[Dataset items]

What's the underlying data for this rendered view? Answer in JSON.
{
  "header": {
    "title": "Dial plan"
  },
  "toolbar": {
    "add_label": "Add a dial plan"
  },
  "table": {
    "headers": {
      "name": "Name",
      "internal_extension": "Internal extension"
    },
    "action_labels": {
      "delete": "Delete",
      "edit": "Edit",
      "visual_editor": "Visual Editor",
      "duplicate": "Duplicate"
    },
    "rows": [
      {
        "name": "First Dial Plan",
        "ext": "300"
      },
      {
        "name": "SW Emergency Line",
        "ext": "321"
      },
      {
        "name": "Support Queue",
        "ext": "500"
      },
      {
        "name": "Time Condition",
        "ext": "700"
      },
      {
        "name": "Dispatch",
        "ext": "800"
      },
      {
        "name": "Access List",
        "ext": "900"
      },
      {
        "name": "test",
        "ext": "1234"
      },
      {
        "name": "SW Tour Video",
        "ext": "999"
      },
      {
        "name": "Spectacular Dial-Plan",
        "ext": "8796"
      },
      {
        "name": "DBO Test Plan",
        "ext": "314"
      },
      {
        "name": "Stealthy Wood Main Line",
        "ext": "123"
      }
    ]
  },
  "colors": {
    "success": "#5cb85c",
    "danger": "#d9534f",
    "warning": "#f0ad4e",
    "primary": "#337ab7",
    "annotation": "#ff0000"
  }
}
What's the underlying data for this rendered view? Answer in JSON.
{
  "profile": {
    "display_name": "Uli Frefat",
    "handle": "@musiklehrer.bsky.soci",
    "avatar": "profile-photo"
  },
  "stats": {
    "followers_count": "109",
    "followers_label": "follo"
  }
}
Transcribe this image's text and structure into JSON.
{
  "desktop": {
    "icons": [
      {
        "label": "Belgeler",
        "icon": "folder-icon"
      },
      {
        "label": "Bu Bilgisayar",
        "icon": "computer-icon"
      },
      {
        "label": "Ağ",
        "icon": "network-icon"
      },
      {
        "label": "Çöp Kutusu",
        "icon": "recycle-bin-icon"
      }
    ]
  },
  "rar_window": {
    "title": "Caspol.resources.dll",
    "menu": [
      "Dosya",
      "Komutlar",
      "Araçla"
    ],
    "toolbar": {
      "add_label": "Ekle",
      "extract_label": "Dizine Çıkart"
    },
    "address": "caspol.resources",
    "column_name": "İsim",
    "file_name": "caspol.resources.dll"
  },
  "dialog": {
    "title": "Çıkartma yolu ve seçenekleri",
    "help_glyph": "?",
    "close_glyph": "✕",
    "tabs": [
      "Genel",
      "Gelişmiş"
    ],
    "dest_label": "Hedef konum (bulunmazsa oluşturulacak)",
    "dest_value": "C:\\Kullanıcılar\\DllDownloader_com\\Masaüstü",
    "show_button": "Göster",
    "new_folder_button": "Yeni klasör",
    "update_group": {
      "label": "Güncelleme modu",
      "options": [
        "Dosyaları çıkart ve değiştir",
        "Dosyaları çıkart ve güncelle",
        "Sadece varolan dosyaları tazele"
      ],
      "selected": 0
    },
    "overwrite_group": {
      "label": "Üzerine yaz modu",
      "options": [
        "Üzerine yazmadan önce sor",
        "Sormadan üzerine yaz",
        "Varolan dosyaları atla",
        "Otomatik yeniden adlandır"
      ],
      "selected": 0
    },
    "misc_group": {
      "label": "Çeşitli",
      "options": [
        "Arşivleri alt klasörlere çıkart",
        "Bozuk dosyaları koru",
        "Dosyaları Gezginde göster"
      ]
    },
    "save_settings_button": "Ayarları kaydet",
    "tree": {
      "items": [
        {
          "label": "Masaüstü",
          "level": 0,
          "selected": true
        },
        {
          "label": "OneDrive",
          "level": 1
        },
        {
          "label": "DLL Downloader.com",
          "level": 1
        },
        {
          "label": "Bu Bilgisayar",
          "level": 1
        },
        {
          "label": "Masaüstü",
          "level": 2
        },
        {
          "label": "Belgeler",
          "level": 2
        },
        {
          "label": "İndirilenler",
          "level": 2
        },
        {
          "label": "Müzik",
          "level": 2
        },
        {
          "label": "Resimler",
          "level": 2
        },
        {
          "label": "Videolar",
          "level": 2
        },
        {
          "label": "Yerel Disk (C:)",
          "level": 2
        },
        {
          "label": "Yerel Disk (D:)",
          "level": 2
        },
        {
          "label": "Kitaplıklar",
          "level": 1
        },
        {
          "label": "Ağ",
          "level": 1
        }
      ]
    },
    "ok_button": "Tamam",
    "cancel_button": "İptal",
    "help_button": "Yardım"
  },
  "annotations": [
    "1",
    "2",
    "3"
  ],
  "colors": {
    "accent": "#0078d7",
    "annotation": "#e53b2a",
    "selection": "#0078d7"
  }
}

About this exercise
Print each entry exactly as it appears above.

Expected answer
What's the underlying data for this rendered view? Answer in JSON.
{
  "header": {
    "title": "Dial plan"
  },
  "toolbar": {
    "add_label": "Add a dial plan"
  },
  "table": {
    "headers": {
      "name": "Name",
      "internal_extension": "Internal extension"
    },
    "action_labels": {
      "delete": "Delete",
      "edit": "Edit",
      "visual_editor": "Visual Editor",
      "duplicate": "Duplicate"
    },
    "rows": [
      {
        "name": "First Dial Plan",
        "ext": "300"
      },
      {
        "name": "SW Emergency Line",
        "ext": "321"
      },
      {
        "name": "Support Queue",
        "ext": "500"
      },
      {
        "name": "Time Condition",
        "ext": "700"
      },
      {
        "name": "Dispatch",
        "ext": "800"
      },
      {
        "name": "Access List",
        "ext": "900"
      },
      {
        "name": "test",
        "ext": "1234"
      },
      {
        "name": "SW Tour Video",
        "ext": "999"
      },
      {
        "name": "Spectacular Dial-Plan",
        "ext": "8796"
      },
      {
        "name": "DBO Test Plan",
        "ext": "314"
      },
      {
        "name": "Stealthy Wood Main Line",
        "ext": "123"
      }
    ]
  },
  "colors": {
    "success": "#5cb85c",
    "danger": "#d9534f",
    "warning": "#f0ad4e",
    "primary": "#337ab7",
    "annotation": "#ff0000"
  }
}
What's the underlying data for this rendered view? Answer in JSON.
{
  "profile": {
    "display_name": "Uli Frefat",
    "handle": "@musiklehrer.bsky.soci",
    "avatar": "profile-photo"
  },
  "stats": {
    "followers_count": "109",
    "followers_label": "follo"
  }
}
Transcribe this image's text and structure into JSON.
{
  "desktop": {
    "icons": [
      {
        "label": "Belgeler",
        "icon": "folder-icon"
      },
      {
        "label": "Bu Bilgisayar",
        "icon": "computer-icon"
      },
      {
        "label": "Ağ",
        "icon": "network-icon"
      },
      {
        "label": "Çöp Kutusu",
        "icon": "recycle-bin-icon"
      }
    ]
  },
  "rar_window": {
    "title": "Caspol.resources.dll",
    "menu": [
      "Dosya",
      "Komutlar",
      "Araçla"
    ],
    "toolbar": {
      "add_label": "Ekle",
      "extract_label": "Dizine Çıkart"
    },
    "address": "caspol.resources",
    "column_name": "İsim",
    "file_name": "caspol.resources.dll"
  },
  "dialog": {
    "title": "Çıkartma yolu ve seçenekleri",
    "help_glyph": "?",
    "close_glyph": "✕",
    "tabs": [
      "Genel",
      "Gelişmiş"
    ],
    "dest_label": "Hedef konum (bulunmazsa oluşturulacak)",
    "dest_value": "C:\\Kullanıcılar\\DllDownloader_com\\Masaüstü",
    "show_button": "Göster",
    "new_folder_button": "Yeni klasör",
    "update_group": {
      "label": "Güncelleme modu",
      "options": [
        "Dosyaları çıkart ve değiştir",
        "Dosyaları çıkart ve güncelle",
        "Sadece varolan dosyaları tazele"
      ],
      "selected": 0
    },
    "overwrite_group": {
      "label": "Üzerine yaz modu",
      "options": [
        "Üzerine yazmadan önce sor",
        "Sormadan üzerine yaz",
        "Varolan dosyaları atla",
        "Otomatik yeniden adlandır"
      ],
      "selected": 0
    },
    "misc_group": {
      "label": "Çeşitli",
      "options": [
        "Arşivleri alt klasörlere çıkart",
        "Bozuk dosyaları koru",
        "Dosyaları Gezginde göster"
      ]
    },
    "save_settings_button": "Ayarları kaydet",
    "tree": {
      "items": [
        {
          "label": "Masaüstü",
          "level": 0,
          "selected": true
        },
        {
          "label": "OneDrive",
          "level": 1
        },
        {
          "label": "DLL Downloader.com",
          "level": 1
        },
        {
          "label": "Bu Bilgisayar",
          "level": 1
        },
        {
          "label": "Masaüstü",
          "level": 2
        },
        {
          "label": "Belgeler",
          "level": 2
        },
        {
          "label": "İndirilenler",
          "level": 2
        },
        {
          "label": "Müzik",
          "level": 2
        },
        {
          "label": "Resimler",
          "level": 2
        },
        {
          "label": "Videolar",
          "level": 2
        },
        {
          "label": "Yerel Disk (C:)",
          "level": 2
        },
        {
          "label": "Yerel Disk (D:)",
          "level": 2
        },
        {
          "label": "Kitaplıklar",
          "level": 1
        },
        {
          "label": "Ağ",
          "level": 1
        }
      ]
    },
    "ok_button": "Tamam",
    "cancel_button": "İptal",
    "help_button": "Yardım"
  },
  "annotations": [
    "1",
    "2",
    "3"
  ],
  "colors": {
    "accent": "#0078d7",
    "annotation": "#e53b2a",
    "selection": "#0078d7"
  }
}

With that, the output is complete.